However, continuing to provide support packages of this scale and extent is not sustainable, particularly in the light of the other political and budgetary challenges facing the EU.
Consequently, in tandem with these packages, which as I mentioned amounted to an additional €1.5 billion in support of hard-pressed farmers, I also wanted to find new ways to enable structural improvements, to avoid the need for exceptional measures in the future. As I'm sure you all agree, there is a pressing need to boost the resilience of our agricultural sector.
Helfried Giesen will provide you with a detailed overview of the taskforce's recommendations later this afternoon.
In essence, the recommendations conclude that the policy framework governing the supply chain "can and should be further improved".
Among other conclusions, the report calls for new rules at EU level to cover certain Unfair Trading Practices as well as the implementation of effective enforcement regimes in Member States such as through the use of an Adjudicator.
Other recommendations include increasing market transparency, enhancing cooperation among farmers, facilitating farmers' access to finance and improving the take-up of risk management tools.
In relation to unfair trading practices, the report recommends that framework legislation be introduced at EU level - to cover certain baseline UTPs such as maximum payment periods - as well as to mandate effective enforcement regimes in Member States - such as an Adjudicator.
Of course, MEPs have demonstrated political leadership in this area, as this strong recommendation was a central part of the European Parliament report of June last, adopted by an overwhelming majority of 600 to 38, calling for EU legislative action to tackle unfair trading practices in the food supply chain.
And in December, the Slovak Presidency of the EU secured support for unanimous Council Conclusions on strengthening the position of farmers in the food chain, calling for an impact assessment to be carried out on possible framework legislation at EU level to outlaw certain UTPs.
Ministers also signed up to greater transparency on margins and prices, as well as greater clarification and definition to further activate producer cooperation in order to help farmers get a fair deal for their produce.
On December 15th, representatives from the food supply chain and all EU Member States met at the High Level Forum for a Better Functioning Food Supply Chain.
Commissioner Bieńkowska and I addressed this meeting, during which a clear majority of stakeholders, including in particular the food processing industry, expressed their support for EU framework legislation setting out minimum standards for UTPs.
Commissioner Bieńkowska also gave a clear signal that the EU is committed to addressing existing and emerging barriers in the Single Market for food.
She emphasised that 'there can be no place for unfair trading practices in the modern food supply chain!'
Ladies and gentlemen, all these signs point in the right direction.
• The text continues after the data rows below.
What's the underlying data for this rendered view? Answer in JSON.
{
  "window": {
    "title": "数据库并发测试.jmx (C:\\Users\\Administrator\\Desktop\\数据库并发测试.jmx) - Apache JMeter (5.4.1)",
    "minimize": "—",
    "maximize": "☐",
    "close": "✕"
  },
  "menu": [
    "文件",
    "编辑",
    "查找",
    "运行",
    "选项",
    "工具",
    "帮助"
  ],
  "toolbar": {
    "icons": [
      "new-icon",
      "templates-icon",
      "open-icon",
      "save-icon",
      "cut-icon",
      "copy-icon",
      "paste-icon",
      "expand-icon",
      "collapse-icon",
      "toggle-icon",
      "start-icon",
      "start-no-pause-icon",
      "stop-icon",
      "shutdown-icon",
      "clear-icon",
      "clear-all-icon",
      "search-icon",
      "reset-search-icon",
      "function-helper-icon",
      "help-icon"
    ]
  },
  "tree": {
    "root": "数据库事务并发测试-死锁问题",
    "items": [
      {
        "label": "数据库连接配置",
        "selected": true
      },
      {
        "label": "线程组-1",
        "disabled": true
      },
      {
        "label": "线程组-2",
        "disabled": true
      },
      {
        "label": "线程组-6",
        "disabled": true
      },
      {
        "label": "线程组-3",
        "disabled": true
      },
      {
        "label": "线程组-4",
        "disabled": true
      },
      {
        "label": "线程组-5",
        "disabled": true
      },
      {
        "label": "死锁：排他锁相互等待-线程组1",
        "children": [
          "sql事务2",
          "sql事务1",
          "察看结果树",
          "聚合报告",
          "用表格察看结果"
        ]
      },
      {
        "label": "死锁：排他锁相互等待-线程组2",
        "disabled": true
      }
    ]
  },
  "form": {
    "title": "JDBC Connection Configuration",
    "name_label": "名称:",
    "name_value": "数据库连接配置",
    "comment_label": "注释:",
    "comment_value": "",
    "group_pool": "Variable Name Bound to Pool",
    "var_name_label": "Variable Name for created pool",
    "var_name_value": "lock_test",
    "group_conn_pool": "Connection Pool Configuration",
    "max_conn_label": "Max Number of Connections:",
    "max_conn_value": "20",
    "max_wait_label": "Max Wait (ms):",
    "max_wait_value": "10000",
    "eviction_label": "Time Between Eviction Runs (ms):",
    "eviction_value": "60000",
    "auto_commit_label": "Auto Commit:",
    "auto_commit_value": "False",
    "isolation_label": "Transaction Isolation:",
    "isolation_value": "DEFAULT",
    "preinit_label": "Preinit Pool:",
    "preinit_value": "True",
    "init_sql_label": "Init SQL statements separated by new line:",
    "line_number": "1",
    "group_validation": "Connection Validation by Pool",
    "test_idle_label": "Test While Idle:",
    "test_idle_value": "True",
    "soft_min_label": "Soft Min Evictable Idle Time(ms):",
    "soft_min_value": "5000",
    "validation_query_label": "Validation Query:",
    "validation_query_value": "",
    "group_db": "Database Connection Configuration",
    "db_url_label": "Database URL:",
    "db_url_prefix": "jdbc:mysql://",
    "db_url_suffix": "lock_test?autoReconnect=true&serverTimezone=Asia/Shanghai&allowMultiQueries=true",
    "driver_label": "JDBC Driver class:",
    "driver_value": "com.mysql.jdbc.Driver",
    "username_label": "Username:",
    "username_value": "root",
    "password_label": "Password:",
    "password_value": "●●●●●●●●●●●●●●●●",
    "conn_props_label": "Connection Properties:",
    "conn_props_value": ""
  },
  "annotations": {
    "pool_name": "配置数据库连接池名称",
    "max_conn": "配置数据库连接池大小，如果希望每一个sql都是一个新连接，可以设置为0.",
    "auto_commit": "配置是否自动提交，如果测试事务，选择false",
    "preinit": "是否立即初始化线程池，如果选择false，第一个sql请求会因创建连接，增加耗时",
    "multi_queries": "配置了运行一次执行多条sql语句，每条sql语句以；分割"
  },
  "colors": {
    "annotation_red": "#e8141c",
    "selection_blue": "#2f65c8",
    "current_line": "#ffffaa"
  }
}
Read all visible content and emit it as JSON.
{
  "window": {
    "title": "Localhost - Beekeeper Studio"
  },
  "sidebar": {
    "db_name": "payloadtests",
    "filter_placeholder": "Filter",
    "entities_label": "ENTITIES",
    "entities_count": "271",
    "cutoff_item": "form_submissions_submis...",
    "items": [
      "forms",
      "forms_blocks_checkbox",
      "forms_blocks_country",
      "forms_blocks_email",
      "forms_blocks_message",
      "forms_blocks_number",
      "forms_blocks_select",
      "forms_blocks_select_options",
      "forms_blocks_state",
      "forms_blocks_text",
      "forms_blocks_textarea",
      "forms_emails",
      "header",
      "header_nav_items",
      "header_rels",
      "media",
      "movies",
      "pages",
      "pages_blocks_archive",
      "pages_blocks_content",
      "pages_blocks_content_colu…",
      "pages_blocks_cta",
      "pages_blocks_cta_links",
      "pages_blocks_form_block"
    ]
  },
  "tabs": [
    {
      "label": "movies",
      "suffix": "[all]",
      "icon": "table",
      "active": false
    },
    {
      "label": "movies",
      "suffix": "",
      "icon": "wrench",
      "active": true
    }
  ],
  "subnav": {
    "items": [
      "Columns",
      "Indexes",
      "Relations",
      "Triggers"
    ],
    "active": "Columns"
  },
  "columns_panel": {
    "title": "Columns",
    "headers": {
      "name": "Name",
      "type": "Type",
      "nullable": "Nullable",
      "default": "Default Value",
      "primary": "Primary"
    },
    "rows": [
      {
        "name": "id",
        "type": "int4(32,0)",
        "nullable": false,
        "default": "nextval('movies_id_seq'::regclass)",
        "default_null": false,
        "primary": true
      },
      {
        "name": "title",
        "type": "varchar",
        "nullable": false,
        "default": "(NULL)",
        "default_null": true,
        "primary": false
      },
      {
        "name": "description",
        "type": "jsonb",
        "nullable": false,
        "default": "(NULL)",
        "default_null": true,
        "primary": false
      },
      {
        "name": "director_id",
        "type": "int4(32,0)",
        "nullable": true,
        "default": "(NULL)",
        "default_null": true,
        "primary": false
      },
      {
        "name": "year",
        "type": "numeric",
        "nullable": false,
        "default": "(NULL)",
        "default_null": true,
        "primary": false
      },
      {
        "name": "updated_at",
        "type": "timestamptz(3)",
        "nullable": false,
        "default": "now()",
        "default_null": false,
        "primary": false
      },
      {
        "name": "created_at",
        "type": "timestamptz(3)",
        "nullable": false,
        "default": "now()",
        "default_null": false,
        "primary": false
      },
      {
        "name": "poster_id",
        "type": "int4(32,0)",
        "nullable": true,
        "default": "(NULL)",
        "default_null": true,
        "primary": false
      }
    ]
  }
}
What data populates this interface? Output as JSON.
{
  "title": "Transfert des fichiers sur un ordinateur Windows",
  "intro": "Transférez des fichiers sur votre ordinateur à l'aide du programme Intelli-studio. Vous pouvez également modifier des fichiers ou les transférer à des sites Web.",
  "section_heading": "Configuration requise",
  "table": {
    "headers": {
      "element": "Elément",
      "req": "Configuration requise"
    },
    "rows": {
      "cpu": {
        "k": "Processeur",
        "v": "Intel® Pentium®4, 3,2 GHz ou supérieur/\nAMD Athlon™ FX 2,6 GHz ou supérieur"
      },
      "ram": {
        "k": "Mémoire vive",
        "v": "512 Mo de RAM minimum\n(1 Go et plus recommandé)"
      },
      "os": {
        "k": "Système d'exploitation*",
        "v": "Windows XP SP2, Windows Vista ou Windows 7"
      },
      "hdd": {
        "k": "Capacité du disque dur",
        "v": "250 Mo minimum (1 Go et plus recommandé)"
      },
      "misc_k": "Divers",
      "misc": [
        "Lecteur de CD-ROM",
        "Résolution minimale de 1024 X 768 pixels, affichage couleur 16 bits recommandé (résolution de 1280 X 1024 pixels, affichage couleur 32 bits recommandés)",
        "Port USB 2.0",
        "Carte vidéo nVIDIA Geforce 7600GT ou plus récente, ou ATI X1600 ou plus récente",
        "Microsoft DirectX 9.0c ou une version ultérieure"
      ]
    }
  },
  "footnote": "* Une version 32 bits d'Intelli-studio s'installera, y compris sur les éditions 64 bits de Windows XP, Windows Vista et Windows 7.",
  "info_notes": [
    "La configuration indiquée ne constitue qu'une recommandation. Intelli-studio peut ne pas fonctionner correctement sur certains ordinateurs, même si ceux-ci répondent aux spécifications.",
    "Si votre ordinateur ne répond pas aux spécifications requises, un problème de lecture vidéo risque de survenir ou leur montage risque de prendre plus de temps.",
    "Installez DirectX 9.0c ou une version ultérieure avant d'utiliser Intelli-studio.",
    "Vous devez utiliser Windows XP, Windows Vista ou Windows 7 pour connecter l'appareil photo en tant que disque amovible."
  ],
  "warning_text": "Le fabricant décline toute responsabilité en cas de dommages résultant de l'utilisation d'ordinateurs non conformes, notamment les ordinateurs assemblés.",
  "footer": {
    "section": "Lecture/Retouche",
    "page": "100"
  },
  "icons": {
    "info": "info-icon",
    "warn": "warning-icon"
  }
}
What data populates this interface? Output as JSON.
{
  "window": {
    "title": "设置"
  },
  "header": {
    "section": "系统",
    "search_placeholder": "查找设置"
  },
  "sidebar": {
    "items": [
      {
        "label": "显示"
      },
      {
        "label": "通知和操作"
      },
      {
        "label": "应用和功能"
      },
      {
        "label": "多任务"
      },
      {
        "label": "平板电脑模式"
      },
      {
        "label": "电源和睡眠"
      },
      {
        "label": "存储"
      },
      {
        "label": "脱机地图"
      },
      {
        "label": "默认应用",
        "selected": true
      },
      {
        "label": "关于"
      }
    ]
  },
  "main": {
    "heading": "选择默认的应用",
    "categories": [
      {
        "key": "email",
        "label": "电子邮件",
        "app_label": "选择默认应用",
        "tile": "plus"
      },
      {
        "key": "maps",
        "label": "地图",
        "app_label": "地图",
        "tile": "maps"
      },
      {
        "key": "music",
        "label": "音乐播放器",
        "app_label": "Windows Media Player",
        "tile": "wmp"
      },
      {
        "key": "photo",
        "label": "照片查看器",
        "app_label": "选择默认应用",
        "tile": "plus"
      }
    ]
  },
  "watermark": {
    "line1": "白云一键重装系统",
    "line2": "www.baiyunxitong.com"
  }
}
Now it is up to us as policymakers to take the next steps.
We must proceed with caution – there is no one measure which will act as a panacea in this challenge. But there are clear avenues which may take us incrementally to a better place.
With coherent and coordinated action, we can build a more resilient agricultural sector and ultimately a more efficient and healthy supply chain that delivers for our citizens.
The Task Force's report is infused with a sense of the strategic importance of agriculture for food, the attractiveness of Europe's country-side, and the living fabric of our rural areas. A sense that I know you share here in COMAGRI.
I am grateful to the Committee, and particularly to you Mr Chairman, for organising this hearing today.
By inviting Mister Giesen to present the conclusions of the Task Force's report and by assembling a panel of expert contributors, you have provided an ideal forum in which to consider how we can translate the work of the Task Force from mere proposals to reality.
I look forward to the discussion to come and I will have the occasion, together with Mr Giesen, to engage with you in in a questions and answers session.